### Task statement
Print back every record below, exactly as it stands.

Data extract: Begin

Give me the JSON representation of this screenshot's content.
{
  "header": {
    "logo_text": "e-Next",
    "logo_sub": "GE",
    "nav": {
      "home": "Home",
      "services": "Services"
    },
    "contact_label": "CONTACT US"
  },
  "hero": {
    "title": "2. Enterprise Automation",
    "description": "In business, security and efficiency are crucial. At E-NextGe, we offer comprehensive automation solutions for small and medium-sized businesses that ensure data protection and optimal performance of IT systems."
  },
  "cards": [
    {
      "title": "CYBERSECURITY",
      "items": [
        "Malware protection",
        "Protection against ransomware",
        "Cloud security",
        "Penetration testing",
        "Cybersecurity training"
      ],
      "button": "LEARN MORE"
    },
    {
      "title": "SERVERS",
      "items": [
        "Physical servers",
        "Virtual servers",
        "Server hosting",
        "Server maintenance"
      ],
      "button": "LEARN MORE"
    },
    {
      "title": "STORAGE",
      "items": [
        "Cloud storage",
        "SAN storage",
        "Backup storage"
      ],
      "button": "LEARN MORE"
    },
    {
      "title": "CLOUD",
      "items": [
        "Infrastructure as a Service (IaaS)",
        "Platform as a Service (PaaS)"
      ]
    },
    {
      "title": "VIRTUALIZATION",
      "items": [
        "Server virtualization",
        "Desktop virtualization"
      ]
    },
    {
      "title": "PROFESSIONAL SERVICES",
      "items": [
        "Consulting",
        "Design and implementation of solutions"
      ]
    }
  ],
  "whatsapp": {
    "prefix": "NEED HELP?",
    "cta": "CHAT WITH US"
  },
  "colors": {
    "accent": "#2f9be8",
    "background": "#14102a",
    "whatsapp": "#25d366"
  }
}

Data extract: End

### Result of this exercise
Give me the JSON representation of this screenshot's content.
{
  "header": {
    "logo_text": "e-Next",
    "logo_sub": "GE",
    "nav": {
      "home": "Home",
      "services": "Services"
    },
    "contact_label": "CONTACT US"
  },
  "hero": {
    "title": "2. Enterprise Automation",
    "description": "In business, security and efficiency are crucial. At E-NextGe, we offer comprehensive automation solutions for small and medium-sized businesses that ensure data protection and optimal performance of IT systems."
  },
  "cards": [
    {
      "title": "CYBERSECURITY",
      "items": [
        "Malware protection",
        "Protection against ransomware",
        "Cloud security",
        "Penetration testing",
        "Cybersecurity training"
      ],
      "button": "LEARN MORE"
    },
    {
      "title": "SERVERS",
      "items": [
        "Physical servers",
        "Virtual servers",
        "Server hosting",
        "Server maintenance"
      ],
      "button": "LEARN MORE"
    },
    {
      "title": "STORAGE",
      "items": [
        "Cloud storage",
        "SAN storage",
        "Backup storage"
      ],
      "button": "LEARN MORE"
    },
    {
      "title": "CLOUD",
      "items": [
        "Infrastructure as a Service (IaaS)",
        "Platform as a Service (PaaS)"
      ]
    },
    {
      "title": "VIRTUALIZATION",
      "items": [
        "Server virtualization",
        "Desktop virtualization"
      ]
    },
    {
      "title": "PROFESSIONAL SERVICES",
      "items": [
        "Consulting",
        "Design and implementation of solutions"
      ]
    }
  ],
  "whatsapp": {
    "prefix": "NEED HELP?",
    "cta": "CHAT WITH US"
  },
  "colors": {
    "accent": "#2f9be8",
    "background": "#14102a",
    "whatsapp": "#25d366"
  }
}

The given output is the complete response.